Myth: A common myth about MFTs (Marriage and Family Therapists) is that we only work with couples and families.
Fact: Our training gives us the opportunity to see problems through a lens that includes the intricate influence of belief, culture, upbringing, and relationships. Our individual issues don't occur in a lab with all factors controlled. MFTs are a great fit for individuals, as we understand the elemental influences that exist in all our lives. Heather Holmgren, MFT, Salt Lake City, UT
Myth: One myth about marriage and family therapy is that MFTs only help with certain relationship problems (e.g., infidelity, unexpected loss, family conflict).
Fact: MFTs are trained to address relationship problems, as well as many common issues that incline people to seek out therapy (e.g., depression, anxiety, trauma, & addiction). The systemic view of MFTs often fits a client's way of seeing the world because MFTS are equipped to address the context in which their problems reside. Eugene Hall, LAMFT, Minneapolis, MN
Myth: Marriage and Family Therapists only see couples.
Fact: MFT's are highly trained clinicians who use a systems-approach when helping individuals struggling with any issue, whether in a relationship of not.

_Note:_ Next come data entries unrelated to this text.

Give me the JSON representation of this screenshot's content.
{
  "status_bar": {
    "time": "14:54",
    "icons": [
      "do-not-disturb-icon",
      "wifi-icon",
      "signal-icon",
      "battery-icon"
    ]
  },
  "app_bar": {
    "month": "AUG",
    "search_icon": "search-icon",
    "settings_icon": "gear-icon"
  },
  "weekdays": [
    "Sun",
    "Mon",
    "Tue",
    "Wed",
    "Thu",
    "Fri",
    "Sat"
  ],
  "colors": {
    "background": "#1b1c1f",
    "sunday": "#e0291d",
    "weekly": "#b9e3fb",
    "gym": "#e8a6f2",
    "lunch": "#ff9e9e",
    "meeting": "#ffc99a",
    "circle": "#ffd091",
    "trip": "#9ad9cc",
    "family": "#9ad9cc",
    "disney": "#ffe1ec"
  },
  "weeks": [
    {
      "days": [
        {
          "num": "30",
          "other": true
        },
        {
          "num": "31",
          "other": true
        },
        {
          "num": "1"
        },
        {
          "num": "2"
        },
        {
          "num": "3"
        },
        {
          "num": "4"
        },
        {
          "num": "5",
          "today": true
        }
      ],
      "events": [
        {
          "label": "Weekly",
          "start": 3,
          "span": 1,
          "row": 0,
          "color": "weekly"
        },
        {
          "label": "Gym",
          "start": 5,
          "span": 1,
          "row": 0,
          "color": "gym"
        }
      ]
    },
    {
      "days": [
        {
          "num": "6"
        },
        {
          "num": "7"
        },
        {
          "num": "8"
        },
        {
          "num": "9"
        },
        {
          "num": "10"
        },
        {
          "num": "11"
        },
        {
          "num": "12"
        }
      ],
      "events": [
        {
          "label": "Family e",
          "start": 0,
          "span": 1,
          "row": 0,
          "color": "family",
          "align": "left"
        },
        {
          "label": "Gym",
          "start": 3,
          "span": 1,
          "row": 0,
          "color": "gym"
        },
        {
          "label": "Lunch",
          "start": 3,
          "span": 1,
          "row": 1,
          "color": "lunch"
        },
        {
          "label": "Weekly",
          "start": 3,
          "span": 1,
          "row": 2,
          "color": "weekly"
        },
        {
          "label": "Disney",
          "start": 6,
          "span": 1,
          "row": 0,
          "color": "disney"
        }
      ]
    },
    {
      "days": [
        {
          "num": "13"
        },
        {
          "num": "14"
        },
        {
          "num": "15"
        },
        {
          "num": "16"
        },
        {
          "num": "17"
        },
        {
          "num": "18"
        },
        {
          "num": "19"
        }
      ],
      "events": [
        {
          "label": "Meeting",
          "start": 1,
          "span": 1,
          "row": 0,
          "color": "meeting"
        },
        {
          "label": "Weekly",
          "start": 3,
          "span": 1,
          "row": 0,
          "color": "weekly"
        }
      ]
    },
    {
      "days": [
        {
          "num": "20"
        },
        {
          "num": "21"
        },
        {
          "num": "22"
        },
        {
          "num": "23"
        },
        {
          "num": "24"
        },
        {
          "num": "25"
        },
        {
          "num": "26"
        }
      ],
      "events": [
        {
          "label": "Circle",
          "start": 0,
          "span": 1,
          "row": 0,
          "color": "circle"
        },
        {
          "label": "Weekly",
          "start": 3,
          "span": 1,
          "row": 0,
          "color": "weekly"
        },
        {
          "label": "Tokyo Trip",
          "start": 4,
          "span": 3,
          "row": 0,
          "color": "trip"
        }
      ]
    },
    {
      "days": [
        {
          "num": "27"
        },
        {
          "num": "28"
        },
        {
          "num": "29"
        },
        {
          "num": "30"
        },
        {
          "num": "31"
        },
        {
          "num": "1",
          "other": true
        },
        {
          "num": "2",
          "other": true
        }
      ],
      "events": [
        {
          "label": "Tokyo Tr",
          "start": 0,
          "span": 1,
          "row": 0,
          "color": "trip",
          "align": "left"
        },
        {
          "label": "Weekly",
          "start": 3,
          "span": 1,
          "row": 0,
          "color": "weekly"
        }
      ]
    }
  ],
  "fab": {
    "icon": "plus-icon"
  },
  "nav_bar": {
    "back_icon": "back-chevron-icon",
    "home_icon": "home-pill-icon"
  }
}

Chris Fariello, Ph.D., LMFT, Philadelphia, PA
Myth: The therapist can only provide marriage counseling if both members within the couple are in the office session.
Fact: The therapist can provide marriage counseling with one person, for the insights, tips, and tools can be the “difference that makes the difference” within the unit when meeting with one person. Karen Ruskin, PsyD, LMFT, Sharon, MA
Myth: You will be able to solve all your problems in therapy.
Fact: Therapy is a catalyst for change in your life. You will not have enough time to cover every issue in therapy unless you stay in therapy for a few years. (By all means, if you need this, do it.) For most couples, therapy starts a conversation that must continue outside of therapy. Therapy will offer new insights into old issues and it will offer some behavioral guidance for how to make changes in your life. Ultimately, you are responsible for taking action on your own. I usually suggest that my couples do their own version of therapy outside of therapy to hold each other accountable. I will tell them to meet at a coffee shop or for lunch to discuss how therapy is going and how they feel about their progress. This seems to help couples begin to do the work outside of therapy as well. Angela Skurtu, M.Ed. LMFT, St. Louis, MO
If you know that it is time to seek therapy, we can help. Marriage and family therapists (MFTs) are trained in psychotherapy and family systems, and licensed to diagnose and treat mental and emotional disorders within the context of marriage, couples and family systems. The unique feature you will find during treatment with an MFT is the therapist will focus on understanding your symptoms and diagnoses within interactions and relationships. The existing environment and context is given careful examination paying particular attention to the family system – as defined by you. MFTs treat predominantly individuals but always from the perspective that “relationships matter.” Find a therapist here.
The American Association for Marriage and Family Therapy represents over 50,000 marriage and family therapists worldwide.